Being a college football player is no easy task, but being a college football player while also tackling a pharmaceutical degree is a big challenge. Bulldog senior tight end and Illinois native Kyle Thompson knows exactly how that pharmacy and football life feels. Currently in his fifth year as a Bulldog with two years left to go in the pharmacy program, Thompson is officially done on the gridiron and fully focused on moving to Grand Rapids, where he will finish his last two years of pharmacy school.
Before Thompson began his journey with Ferris State, majoring in pharmacy hadn’t crossed his mind.
“I had never given anything in the medical field much thought, as I was set on doing something in the sports world, like sports management,” Thompson said. “I first knew I wanted to go into pharmacy after I committed here to play football during my senior year of high school.”
Thompson’s uncle, Michael Eesley, is the CEO of Centegra Health System in Illinois and a Ferris alum who received a Bachelor of Science in hospital administration in 1978. Eesley hooked Thompson up with a pharmacy job shadow at a hospital in Chicago, and ever since then, Thompson knew that going into pharmacy would be the right move for him.
Along with his uncle, Thompson’s mother, grandmother and some of his cousins work or have worked in the medical field. Thompson is the first one in the family to do his medical schooling while being part of a college football organization.
“It was really rough, there was never any free time,” Thompson said. “I would have film at 7 a.m. for football, then go to classes, then to practice, then more classes, and then a workout. After all that, I’d have to go home and study for the rest of the night.”
Though it wasn’t easy, Thompson said that having to balance both pharmacy school and football made him more disciplined. He had no choice but to go straight from class or practice to home just to get that precious study time in.
“When I first got in to pharmacy school, Coach Annese told me that my career was my first priority and that I needed to take care of my schooling first,” Thompson said. “For example, last semester I didn’t go to practice on Wednesdays because it was during one of my pharm classes.”
With only three football practices a week, Thompson knew that it was a big deal for him to miss a practice, but he appreciated the support from the coaching staff.

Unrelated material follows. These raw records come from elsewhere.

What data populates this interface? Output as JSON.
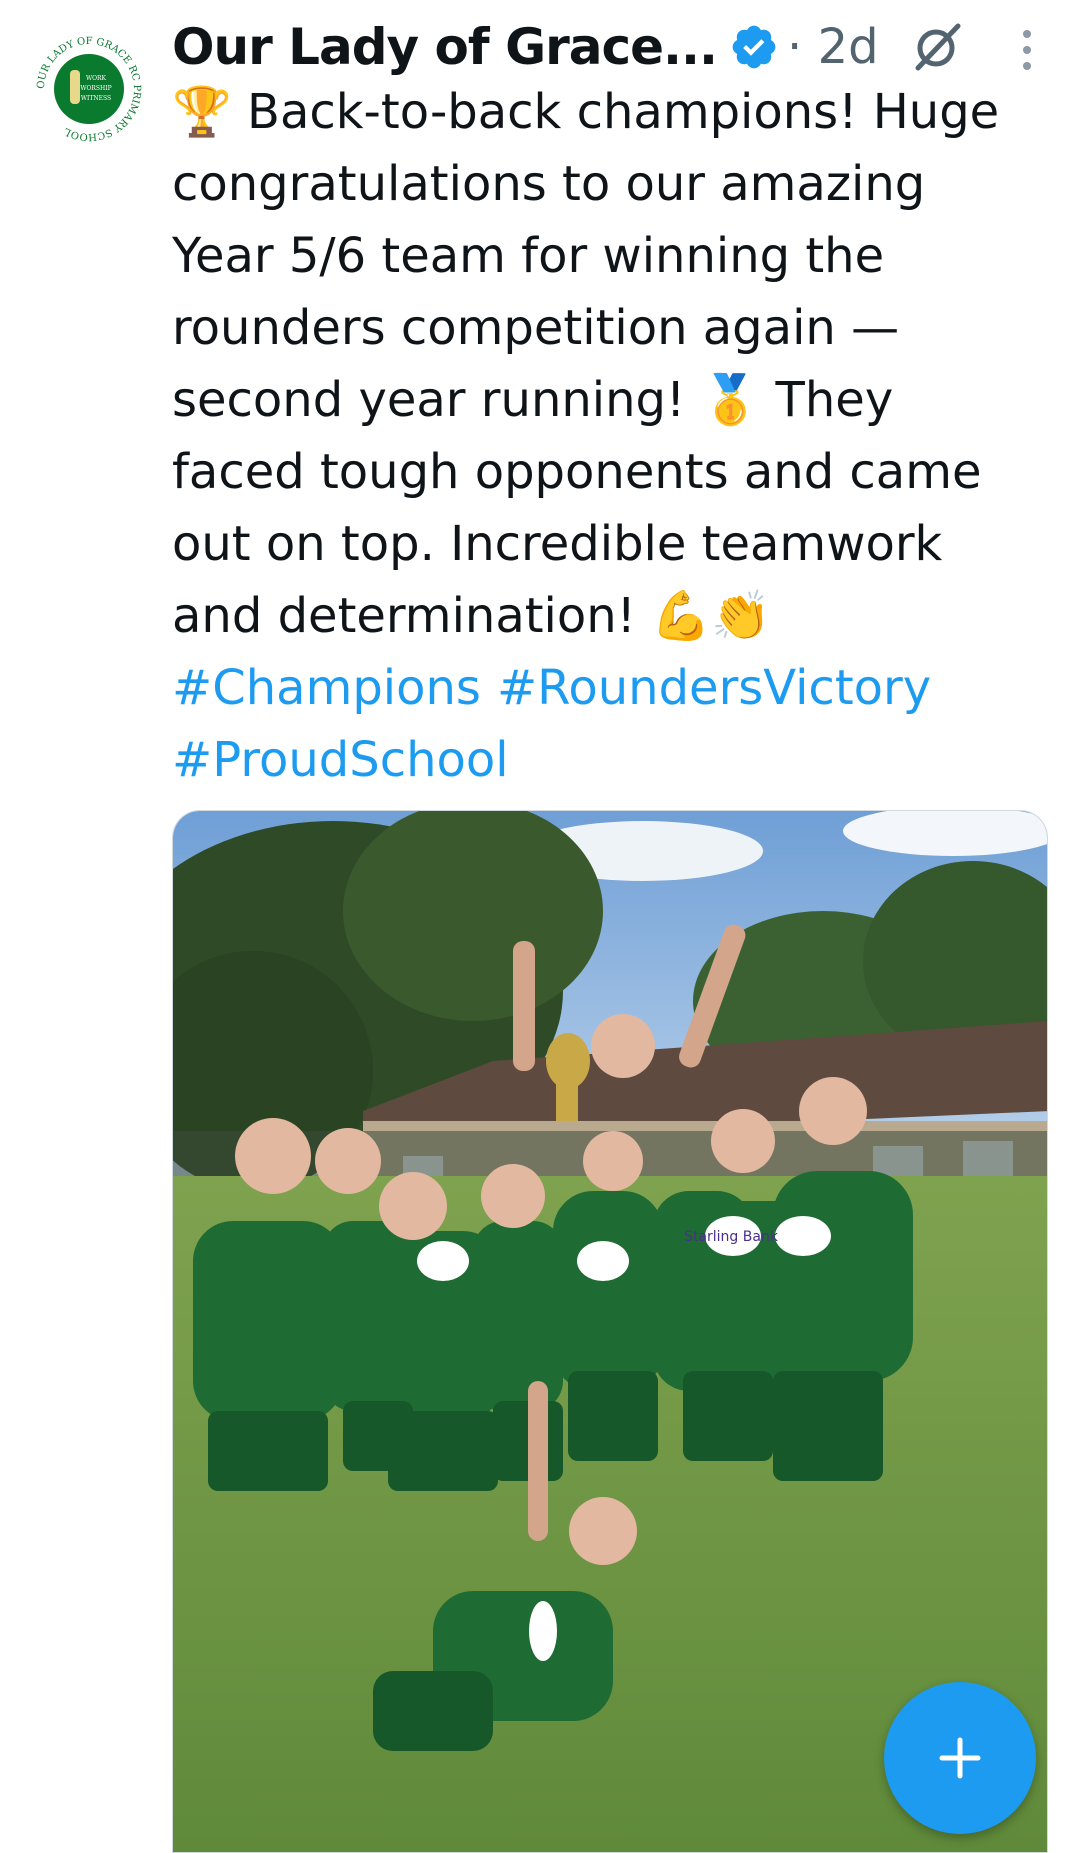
{
  "post": {
    "author_name": "Our Lady of Grace...",
    "time_meta": "· 2d",
    "avatar_ring_text": "OUR LADY OF GRACE RC PRIMARY SCHOOL",
    "avatar_center_text": [
      "WORK",
      "WORSHIP",
      "WITNESS"
    ],
    "text": "🏆 Back-to-back champions! Huge\ncongratulations to our amazing\nYear 5/6 team for winning the\nrounders competition again —\nsecond year running! 🥇 They\nfaced tough opponents and came\nout on top. Incredible teamwork\nand determination! 💪👏",
    "hashtags": [
      "#Champions",
      "#RoundersVictory",
      "#ProudSchool"
    ],
    "photo_alt": "",
    "shirt_sponsor_text": "Starling Bank"
  },
  "icons": {
    "verified": "verified-badge-icon",
    "grok": "grok-icon",
    "more": "more-vertical-icon",
    "compose": "plus-icon"
  },
  "colors": {
    "accent": "#1d9bf0",
    "text": "#0f1419",
    "secondary": "#536471",
    "avatar_green": "#0a7a2e"
  }
}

“Whenever I’d miss Fridays because the football team was on the road, my professors were always understanding, whether I had to make up a test or if I needed to be filled in with anything that I missed,” Thompson said. “There are many more people that helped me along the way, and I would have never made it to where I am today without their support.”
Shifting his focus from blocking schemes and route-running to his career, Thompson hopes to be a pharmacist in a hospital because of the community environment with plenty of patient interaction.